Similarly, you might say “I was running late, nevertheless I managed to catch the bus.” Here, you are indicating that despite the fact that you were running late, you still managed to catch the bus.

Takeaway: The word nevertheless is used to refer to time-based events.

Example Sentences

  1. I was late for my dentist appointment, nevertheless, I managed to get there on time.
  2. He was unemployed and homeless, nevertheless, he still managed to help others.
  3. The coffee was cold and bitter, nevertheless, I still drank it.
  4. I’m not the best at saving all my money, nonetheless, I try my best to avoid losing money.
  5. I get distracted by things, nonetheless, I try to focus when I’m at work.
  6. I sometimes write run-on sentences, nonetheless, I’m working on my grammar skills.

Conjunctive Adverbs 101

A conjunctive adverb is a transition word or phrase that is used to connect two independent clauses.

Conjunctive adverbs are also called linking adverbs, which are similar to linking verbs.

Some other common conjunctive adverbs aside from nonetheless and nevertheless include:

  • However
  • Therefore
  • Moreover

When used correctly, conjunctive adverbs can help to improve the flow of your writing and make it more cohesive. But I will caution you to not go overboard with these adverbs. Overusing conjunctive adverbs can make your writing sound choppy or overly formal.

Frequently Asked Questions

Which is more formal Nevertheless or nonetheless?

Nonetheless is considered to be more formal than nevertheless, but the two words are pretty interchangeable in most cases.

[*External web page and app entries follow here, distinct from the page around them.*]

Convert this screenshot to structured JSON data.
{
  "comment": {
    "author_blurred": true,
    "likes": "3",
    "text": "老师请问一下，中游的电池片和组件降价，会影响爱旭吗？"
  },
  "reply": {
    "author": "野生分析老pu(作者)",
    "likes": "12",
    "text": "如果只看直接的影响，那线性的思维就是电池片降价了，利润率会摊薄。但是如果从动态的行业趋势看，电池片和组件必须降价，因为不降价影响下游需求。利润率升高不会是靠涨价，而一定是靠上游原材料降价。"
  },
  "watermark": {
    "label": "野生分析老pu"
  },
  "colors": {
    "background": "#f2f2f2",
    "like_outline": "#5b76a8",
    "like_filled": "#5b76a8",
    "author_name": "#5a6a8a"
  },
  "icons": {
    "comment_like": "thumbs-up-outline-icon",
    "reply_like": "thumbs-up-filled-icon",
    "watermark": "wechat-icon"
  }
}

Nevertheless is perhaps a bit more common in spoken English, while nonetheless sounds a bit more highbrow.

When should nonetheless be used?

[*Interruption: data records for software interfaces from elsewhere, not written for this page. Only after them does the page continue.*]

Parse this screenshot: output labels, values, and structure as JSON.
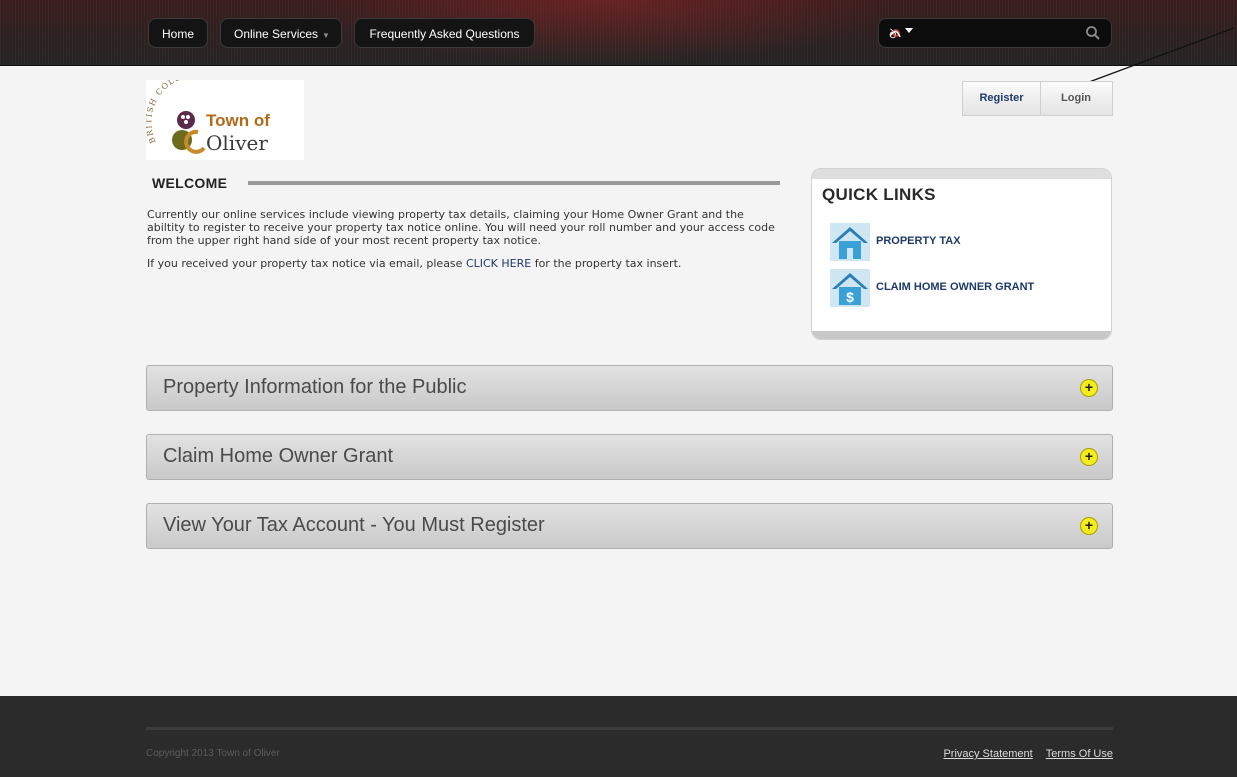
{
  "nav": {
    "home": "Home",
    "online_services": "Online Services",
    "faq": "Frequently Asked Questions"
  },
  "search": {
    "placeholder": "",
    "value": "",
    "language_icon": "translate-icon",
    "search_icon": "magnifier-icon"
  },
  "auth": {
    "register": "Register",
    "login": "Login"
  },
  "logo": {
    "arc_text": "BRITISH COLUMBIA",
    "line1": "Town of",
    "line2": "Oliver"
  },
  "welcome": {
    "title": "WELCOME",
    "para1": "Currently our online services include viewing property tax details, claiming your Home Owner Grant and the abiltity to register to receive your property tax notice online.  You will need your roll number and your access code from the upper right hand side of your most recent property tax notice.",
    "para2_before": "If you received your property tax notice via email, please ",
    "para2_link": "CLICK HERE",
    "para2_after": " for the property tax insert."
  },
  "quick_links": {
    "title": "QUICK LINKS",
    "items": [
      {
        "label": "PROPERTY TAX",
        "icon": "house-icon"
      },
      {
        "label": "CLAIM HOME OWNER GRANT",
        "icon": "house-dollar-icon"
      }
    ]
  },
  "accordions": [
    {
      "title": "Property Information for the Public",
      "icon": "plus"
    },
    {
      "title": "Claim Home Owner Grant",
      "icon": "plus"
    },
    {
      "title": "View Your Tax Account - You Must Register",
      "icon": "plus"
    }
  ],
  "footer": {
    "copyright": "Copyright 2013 Town of Oliver",
    "privacy": "Privacy Statement",
    "terms": "Terms Of Use"
  },
  "colors": {
    "link": "#1d3a6a",
    "accent_plus": "#f4ec1b",
    "icon_blue": "#3aa1d8"
  }
}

Nonetheless can be used in a sentence when referring to an amount or something that is measurable. For example, you might say “I only have a few cookies left, nonetheless they’ll be enough for me.”

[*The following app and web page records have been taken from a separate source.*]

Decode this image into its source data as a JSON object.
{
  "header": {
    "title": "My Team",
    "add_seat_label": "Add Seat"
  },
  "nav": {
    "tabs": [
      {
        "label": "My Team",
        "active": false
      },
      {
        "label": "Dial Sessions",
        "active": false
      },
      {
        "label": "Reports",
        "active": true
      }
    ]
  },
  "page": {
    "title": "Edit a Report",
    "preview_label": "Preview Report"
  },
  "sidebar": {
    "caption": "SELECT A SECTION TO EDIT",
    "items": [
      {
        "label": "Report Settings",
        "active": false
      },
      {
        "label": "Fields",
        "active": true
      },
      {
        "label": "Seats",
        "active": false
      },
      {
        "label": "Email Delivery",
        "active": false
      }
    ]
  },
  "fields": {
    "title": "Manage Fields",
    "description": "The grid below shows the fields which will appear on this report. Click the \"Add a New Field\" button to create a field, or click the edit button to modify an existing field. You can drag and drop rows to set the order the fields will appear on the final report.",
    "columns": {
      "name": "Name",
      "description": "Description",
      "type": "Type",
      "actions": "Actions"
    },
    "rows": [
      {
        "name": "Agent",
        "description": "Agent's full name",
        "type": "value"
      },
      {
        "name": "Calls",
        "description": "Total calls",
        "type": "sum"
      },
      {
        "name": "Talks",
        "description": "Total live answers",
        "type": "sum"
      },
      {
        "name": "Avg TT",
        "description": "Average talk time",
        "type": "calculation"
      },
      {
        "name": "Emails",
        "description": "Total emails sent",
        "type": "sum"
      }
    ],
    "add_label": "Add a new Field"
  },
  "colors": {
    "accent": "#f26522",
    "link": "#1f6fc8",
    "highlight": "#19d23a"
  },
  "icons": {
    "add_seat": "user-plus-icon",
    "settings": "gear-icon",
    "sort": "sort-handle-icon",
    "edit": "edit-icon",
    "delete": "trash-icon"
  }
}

How can I use nonetheless in a sentence?

You might say, “I don’t like Jake, nonetheless, I think you should go to the party.

Can we use Nevertheless instead of however?

Yes, nevertheless can be used as a synonym for “however”. Nevertheless is often used to introduce a clause that provides contrast to the preceding statement. It can also be used to express surprise or indignation. For example, you might say “I’m having a terrible day, nevertheless I’m here to help you” or “I didn’t realize you were such a jerk, nevertheless I’ll still help you out.”

The Bottom Line

By now, you probably know more than you ever wanted to about the difference between nonetheless vs nevertheless. Both words have the same meaning but are used in different situations. Use nonetheless to refer to a measurable amount of something. Use nevertheless to refer to something in spite of the facts & is often time-based. Use these grammar tips to improve your writing!